Data provided Block Start

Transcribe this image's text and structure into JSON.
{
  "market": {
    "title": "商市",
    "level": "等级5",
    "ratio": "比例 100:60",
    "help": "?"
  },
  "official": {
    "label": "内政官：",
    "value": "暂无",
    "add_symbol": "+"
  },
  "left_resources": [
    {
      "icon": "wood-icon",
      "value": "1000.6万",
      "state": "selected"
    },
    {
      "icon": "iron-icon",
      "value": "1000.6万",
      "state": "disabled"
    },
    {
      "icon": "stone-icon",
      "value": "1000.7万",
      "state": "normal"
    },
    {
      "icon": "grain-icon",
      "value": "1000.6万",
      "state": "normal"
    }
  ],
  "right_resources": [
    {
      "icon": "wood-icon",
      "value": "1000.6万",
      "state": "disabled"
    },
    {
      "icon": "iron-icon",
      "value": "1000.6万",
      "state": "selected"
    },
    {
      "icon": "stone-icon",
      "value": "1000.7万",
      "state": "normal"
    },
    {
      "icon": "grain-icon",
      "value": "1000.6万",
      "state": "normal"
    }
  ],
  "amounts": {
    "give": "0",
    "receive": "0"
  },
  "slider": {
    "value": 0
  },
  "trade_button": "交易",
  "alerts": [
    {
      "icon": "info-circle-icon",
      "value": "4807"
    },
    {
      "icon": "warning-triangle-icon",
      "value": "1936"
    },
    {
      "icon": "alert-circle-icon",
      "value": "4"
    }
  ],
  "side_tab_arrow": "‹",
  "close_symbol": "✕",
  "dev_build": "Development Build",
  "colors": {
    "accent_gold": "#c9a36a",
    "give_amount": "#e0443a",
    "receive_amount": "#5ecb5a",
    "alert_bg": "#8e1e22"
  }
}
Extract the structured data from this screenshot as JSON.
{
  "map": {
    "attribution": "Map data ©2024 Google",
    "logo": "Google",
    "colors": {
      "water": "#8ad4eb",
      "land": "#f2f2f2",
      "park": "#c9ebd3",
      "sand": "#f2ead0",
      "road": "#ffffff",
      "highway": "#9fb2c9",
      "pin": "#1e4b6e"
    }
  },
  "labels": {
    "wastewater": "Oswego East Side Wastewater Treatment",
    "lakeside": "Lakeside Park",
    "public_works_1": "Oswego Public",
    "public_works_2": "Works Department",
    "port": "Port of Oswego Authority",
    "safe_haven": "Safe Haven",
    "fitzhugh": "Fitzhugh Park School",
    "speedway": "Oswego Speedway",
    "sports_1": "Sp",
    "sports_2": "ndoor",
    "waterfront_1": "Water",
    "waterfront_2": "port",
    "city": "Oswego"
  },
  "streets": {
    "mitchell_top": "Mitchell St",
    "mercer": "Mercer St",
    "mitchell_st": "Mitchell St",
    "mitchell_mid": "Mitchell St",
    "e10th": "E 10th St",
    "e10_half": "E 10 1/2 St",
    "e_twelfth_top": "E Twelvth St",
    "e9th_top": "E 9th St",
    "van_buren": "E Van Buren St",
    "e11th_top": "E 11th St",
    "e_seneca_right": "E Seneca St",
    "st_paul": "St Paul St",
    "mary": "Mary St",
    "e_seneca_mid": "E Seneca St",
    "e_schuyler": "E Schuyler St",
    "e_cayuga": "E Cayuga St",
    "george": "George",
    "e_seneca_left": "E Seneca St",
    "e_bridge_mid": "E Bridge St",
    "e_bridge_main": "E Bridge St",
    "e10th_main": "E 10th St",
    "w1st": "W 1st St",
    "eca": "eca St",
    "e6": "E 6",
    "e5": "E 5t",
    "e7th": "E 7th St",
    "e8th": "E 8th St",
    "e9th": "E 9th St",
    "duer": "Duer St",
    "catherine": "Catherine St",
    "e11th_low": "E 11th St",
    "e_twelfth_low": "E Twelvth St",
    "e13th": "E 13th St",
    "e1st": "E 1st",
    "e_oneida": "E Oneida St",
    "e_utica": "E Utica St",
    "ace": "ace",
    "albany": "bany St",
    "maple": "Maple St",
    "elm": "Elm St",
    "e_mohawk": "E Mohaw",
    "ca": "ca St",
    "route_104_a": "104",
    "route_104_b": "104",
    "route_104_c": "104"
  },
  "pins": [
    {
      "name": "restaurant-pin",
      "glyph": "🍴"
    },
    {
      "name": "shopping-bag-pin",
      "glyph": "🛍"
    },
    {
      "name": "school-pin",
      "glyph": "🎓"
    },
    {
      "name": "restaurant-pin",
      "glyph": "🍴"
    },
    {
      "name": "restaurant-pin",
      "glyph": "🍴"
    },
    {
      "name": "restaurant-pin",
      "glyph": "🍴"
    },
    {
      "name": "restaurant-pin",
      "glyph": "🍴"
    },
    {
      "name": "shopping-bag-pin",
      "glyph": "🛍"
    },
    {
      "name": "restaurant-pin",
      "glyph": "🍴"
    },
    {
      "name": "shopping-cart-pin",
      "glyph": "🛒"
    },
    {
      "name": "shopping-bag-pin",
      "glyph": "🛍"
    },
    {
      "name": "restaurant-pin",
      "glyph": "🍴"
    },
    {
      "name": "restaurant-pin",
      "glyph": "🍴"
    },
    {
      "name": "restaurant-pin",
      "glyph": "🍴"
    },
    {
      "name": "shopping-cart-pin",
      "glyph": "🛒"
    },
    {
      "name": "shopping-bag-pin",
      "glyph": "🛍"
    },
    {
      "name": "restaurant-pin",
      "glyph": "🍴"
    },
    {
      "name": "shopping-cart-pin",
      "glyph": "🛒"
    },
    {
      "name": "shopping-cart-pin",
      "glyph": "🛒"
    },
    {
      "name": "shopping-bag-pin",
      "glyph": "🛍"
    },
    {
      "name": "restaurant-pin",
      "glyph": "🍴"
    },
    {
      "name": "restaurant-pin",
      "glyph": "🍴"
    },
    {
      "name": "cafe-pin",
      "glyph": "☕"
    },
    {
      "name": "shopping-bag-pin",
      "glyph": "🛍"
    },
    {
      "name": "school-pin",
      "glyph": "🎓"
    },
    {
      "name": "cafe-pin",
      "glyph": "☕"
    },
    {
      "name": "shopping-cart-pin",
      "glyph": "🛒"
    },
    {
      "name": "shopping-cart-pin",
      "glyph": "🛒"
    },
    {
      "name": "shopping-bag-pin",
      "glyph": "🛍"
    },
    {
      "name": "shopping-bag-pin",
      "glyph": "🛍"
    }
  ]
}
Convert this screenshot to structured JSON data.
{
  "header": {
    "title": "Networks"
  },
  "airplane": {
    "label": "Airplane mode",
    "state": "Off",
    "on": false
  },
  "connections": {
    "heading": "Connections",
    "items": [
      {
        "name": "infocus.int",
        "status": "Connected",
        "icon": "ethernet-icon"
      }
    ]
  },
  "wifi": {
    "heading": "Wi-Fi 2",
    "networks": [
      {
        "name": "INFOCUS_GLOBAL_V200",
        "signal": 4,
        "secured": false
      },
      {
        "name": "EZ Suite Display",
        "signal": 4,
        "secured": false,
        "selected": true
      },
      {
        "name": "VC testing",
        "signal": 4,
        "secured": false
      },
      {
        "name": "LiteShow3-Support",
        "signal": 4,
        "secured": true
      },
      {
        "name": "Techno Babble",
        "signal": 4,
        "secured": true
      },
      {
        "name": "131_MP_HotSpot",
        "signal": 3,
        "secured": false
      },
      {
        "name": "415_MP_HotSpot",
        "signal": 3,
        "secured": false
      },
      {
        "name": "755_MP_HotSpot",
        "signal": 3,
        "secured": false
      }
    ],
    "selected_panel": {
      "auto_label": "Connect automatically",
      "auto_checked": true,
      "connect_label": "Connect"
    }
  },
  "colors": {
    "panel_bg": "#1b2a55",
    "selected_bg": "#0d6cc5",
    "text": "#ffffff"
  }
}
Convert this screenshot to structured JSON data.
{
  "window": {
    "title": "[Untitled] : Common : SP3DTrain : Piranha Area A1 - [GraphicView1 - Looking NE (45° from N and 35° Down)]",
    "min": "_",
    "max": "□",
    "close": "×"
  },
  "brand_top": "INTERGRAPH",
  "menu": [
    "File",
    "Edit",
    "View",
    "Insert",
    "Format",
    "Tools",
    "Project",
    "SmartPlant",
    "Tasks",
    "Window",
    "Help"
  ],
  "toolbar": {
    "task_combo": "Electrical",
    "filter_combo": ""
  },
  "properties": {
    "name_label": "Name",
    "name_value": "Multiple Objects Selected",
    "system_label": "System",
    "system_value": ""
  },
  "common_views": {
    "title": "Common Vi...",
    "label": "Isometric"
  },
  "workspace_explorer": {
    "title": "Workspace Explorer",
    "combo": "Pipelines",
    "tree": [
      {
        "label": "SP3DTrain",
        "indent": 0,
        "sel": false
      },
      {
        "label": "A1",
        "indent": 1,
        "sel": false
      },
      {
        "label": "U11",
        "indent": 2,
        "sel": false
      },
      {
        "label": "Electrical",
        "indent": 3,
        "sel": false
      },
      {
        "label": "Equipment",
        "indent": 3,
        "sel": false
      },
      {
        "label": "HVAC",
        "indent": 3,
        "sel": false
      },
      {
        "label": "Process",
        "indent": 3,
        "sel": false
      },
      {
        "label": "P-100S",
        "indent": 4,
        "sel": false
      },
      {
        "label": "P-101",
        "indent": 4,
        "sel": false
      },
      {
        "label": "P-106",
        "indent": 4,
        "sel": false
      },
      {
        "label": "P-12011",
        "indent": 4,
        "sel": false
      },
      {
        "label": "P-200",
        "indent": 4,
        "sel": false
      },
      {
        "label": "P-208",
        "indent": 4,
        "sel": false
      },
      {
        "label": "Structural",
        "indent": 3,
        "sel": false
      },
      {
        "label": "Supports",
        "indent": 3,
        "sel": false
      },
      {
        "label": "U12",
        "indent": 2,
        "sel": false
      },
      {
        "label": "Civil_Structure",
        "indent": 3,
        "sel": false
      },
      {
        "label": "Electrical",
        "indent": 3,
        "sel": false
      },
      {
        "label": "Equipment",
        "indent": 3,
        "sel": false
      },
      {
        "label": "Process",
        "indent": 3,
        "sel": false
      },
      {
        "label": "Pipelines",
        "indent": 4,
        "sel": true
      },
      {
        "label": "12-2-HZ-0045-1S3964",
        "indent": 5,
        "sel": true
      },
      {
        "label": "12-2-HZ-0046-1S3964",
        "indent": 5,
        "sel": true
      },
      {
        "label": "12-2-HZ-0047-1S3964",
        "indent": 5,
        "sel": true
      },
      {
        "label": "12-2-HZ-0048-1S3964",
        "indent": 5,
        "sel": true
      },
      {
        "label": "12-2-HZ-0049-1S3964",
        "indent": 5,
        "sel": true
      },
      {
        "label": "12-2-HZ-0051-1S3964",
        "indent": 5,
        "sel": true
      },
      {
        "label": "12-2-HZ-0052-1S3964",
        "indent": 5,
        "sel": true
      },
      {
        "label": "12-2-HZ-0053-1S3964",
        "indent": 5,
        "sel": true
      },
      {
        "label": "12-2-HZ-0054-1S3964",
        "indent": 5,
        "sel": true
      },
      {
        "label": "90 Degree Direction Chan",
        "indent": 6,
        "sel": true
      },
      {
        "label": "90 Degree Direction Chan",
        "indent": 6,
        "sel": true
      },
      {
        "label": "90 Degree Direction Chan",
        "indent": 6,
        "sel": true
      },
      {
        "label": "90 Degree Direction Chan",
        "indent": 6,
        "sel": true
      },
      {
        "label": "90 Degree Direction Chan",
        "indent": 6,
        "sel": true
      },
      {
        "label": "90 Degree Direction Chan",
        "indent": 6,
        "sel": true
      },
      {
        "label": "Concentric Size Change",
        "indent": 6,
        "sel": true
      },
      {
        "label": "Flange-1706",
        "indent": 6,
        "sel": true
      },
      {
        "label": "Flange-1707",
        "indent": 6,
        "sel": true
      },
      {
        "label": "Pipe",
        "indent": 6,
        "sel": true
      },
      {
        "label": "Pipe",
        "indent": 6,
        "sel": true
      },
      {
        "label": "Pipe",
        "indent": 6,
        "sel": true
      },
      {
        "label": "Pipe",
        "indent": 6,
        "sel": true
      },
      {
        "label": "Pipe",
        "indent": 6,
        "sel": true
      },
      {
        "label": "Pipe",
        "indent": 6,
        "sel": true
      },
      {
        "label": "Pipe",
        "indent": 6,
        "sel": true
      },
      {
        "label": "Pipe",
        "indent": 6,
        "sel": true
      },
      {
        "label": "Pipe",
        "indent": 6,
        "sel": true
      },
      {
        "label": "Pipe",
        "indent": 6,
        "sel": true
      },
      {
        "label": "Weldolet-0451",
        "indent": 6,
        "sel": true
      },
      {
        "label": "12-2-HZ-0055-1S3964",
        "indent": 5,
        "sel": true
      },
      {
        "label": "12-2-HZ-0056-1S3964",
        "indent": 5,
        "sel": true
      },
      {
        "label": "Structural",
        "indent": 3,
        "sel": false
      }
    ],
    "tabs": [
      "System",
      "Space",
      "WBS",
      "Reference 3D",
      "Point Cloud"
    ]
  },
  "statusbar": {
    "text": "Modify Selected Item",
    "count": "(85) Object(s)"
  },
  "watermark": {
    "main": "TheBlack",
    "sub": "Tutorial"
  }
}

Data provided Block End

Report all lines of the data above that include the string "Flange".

        "label": "Flange-1706",
        "label": "Flange-1707",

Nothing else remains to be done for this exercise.